Making smart home devices in 2018 without IPv6 is plain mad. 60% of the internet traffic in Belgium are IPv6 now. 40% in Germany and Greece.

If Lifx wants to lead the way in smart homes and not just follow the others they need to implement IPv6 in their products soon, and I don’t mean just their websites.

The IETF has create a set of Homenet specifications, to describe the near future of home networking. (See https://datatracker.ietf.org/wg/homenet/documents/). It is all IPv6 based, and makes a very good case for IPv4 and all of its NAT’ing problems to go away. What’s the holdup? Devices like the LIFX and Yeelight bulbs that don’t talk IPv6 :frowning:

This was true even without home net specifications. It’s absurd to be making IPv4 only products in this day and age. It’s been absurd for at least 10 years.

Is there a technical limitation that prevents LIFX bulb firmware being upgraded to use IPv6?

When it comes to home networks pretty much 0% use IPv6. Major carriers use it e.g. mobile phones but home networks etc very minimal.

when 99% of home users are on IPv4 there is no rush to IPv6 however the product should ideally support it.

yes it would be nice to address the bulbs via IPv6, with over 300 bulbs in a block of flats (a set of homes with shared lighting of hallways, entrances and external walkways ) its definitely needed.

It would be nice to put LIFX on a VLAN that was IPv6 enabled, the silicon vendor espressif supports IPv6 so its up to the firmware to enable a dual stack of both IPv4/IPv6 to enable industrial investments and design.

Vodafone in NZ, and Telstra here in Australia supply broadband modems which seamlessly provide IPv6 access to their users on the LAN, by default. I suppose you could say that that’s still only 0.2% but that figure is only going to go up, not down.

100% of home users have IPv4. However, a very high percentage of them also have IPv6 or at least the ability to turn IPv6 on easily. All Comcast subscribers in the US are covered now. The vast majority of AT&T DSL and/or uVerse customers are covered. The bulk of Time Warner/Charter customers are covered.

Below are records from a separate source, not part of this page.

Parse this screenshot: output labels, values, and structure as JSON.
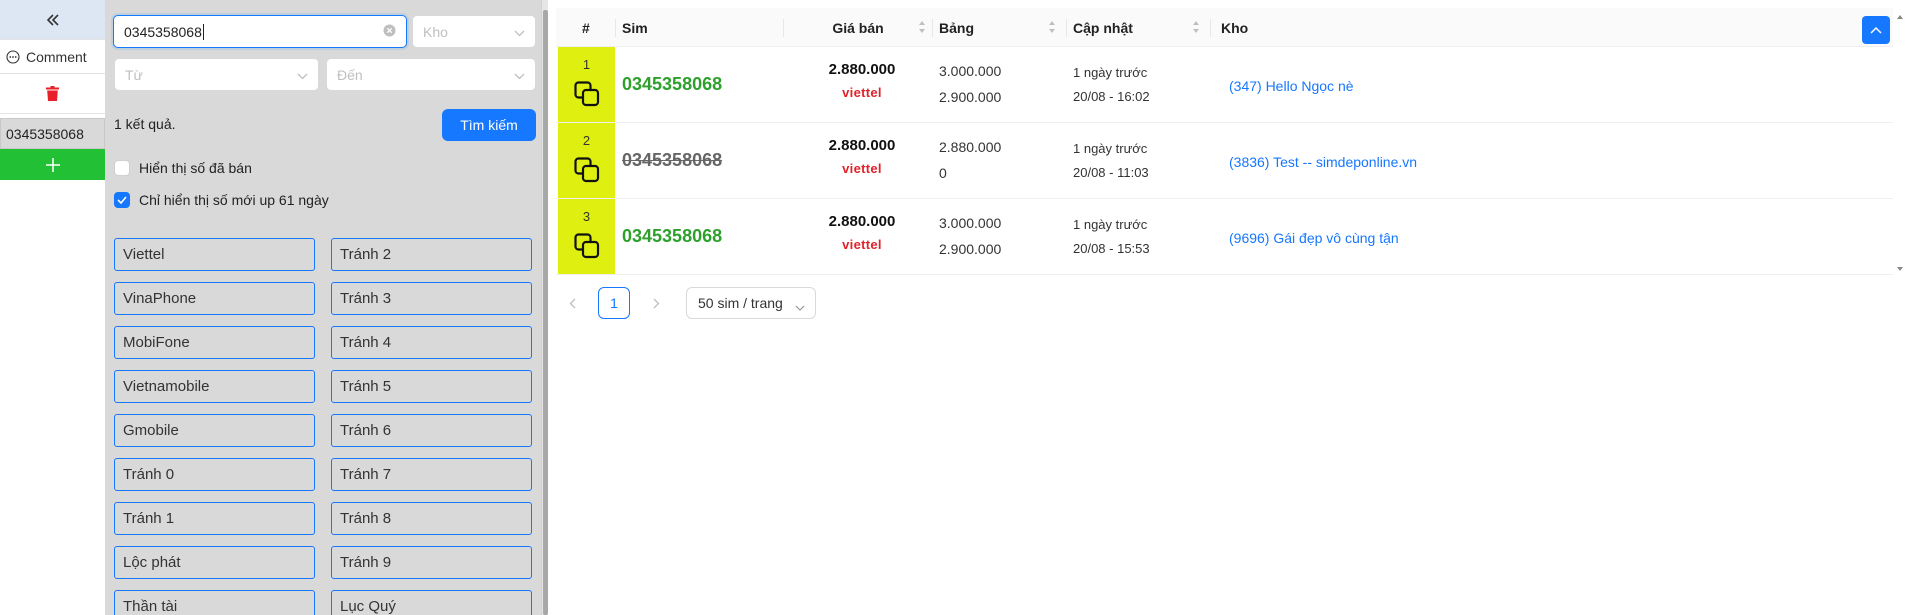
{
  "nav": {
    "collapse_icon": "double-chevron-left-icon",
    "comment_label": "Comment",
    "selected_number": "0345358068",
    "add_icon": "+"
  },
  "filter": {
    "search_value": "0345358068",
    "kho_placeholder": "Kho",
    "from_placeholder": "Từ",
    "to_placeholder": "Đến",
    "result_count_text": "1 kết quả.",
    "search_button": "Tìm kiếm",
    "show_sold_label": "Hiển thị số đã bán",
    "show_sold_checked": false,
    "show_recent_label": "Chỉ hiển thị số mới up 61 ngày",
    "show_recent_checked": true,
    "tags_left": [
      "Viettel",
      "VinaPhone",
      "MobiFone",
      "Vietnamobile",
      "Gmobile",
      "Tránh 0",
      "Tránh 1",
      "Lộc phát",
      "Thần tài"
    ],
    "tags_right": [
      "Tránh 2",
      "Tránh 3",
      "Tránh 4",
      "Tránh 5",
      "Tránh 6",
      "Tránh 7",
      "Tránh 8",
      "Tránh 9",
      "Lục Quý"
    ]
  },
  "table": {
    "headers": {
      "index": "#",
      "sim": "Sim",
      "price": "Giá bán",
      "bang": "Bảng",
      "updated": "Cập nhật",
      "kho": "Kho"
    },
    "rows": [
      {
        "index": "1",
        "sim": "0345358068",
        "sold": false,
        "price": "2.880.000",
        "carrier": "viettel",
        "bang1": "3.000.000",
        "bang2": "2.900.000",
        "updated_rel": "1 ngày trước",
        "updated_at": "20/08 - 16:02",
        "kho": "(347) Hello Ngọc nè"
      },
      {
        "index": "2",
        "sim": "0345358068",
        "sold": true,
        "price": "2.880.000",
        "carrier": "viettel",
        "bang1": "2.880.000",
        "bang2": "0",
        "updated_rel": "1 ngày trước",
        "updated_at": "20/08 - 11:03",
        "kho": "(3836) Test -- simdeponline.vn"
      },
      {
        "index": "3",
        "sim": "0345358068",
        "sold": false,
        "price": "2.880.000",
        "carrier": "viettel",
        "bang1": "3.000.000",
        "bang2": "2.900.000",
        "updated_rel": "1 ngày trước",
        "updated_at": "20/08 - 15:53",
        "kho": "(9696) Gái đẹp vô cùng tận"
      }
    ]
  },
  "pagination": {
    "current_page": "1",
    "page_size": "50 sim / trang"
  },
  "colors": {
    "accent": "#1677ff",
    "index_cell": "#dff010",
    "sim_green": "#2ea02c",
    "carrier_red": "#e0232b",
    "add_green": "#22c034",
    "delete_red": "#e8202a"
  }
}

By measurements published by Akamai, more than 50% of US Internet traffic is now IPv6.

It’s well past the point where it is acceptable to ignore IPv6 if you want your product to have a reasonable lifespan.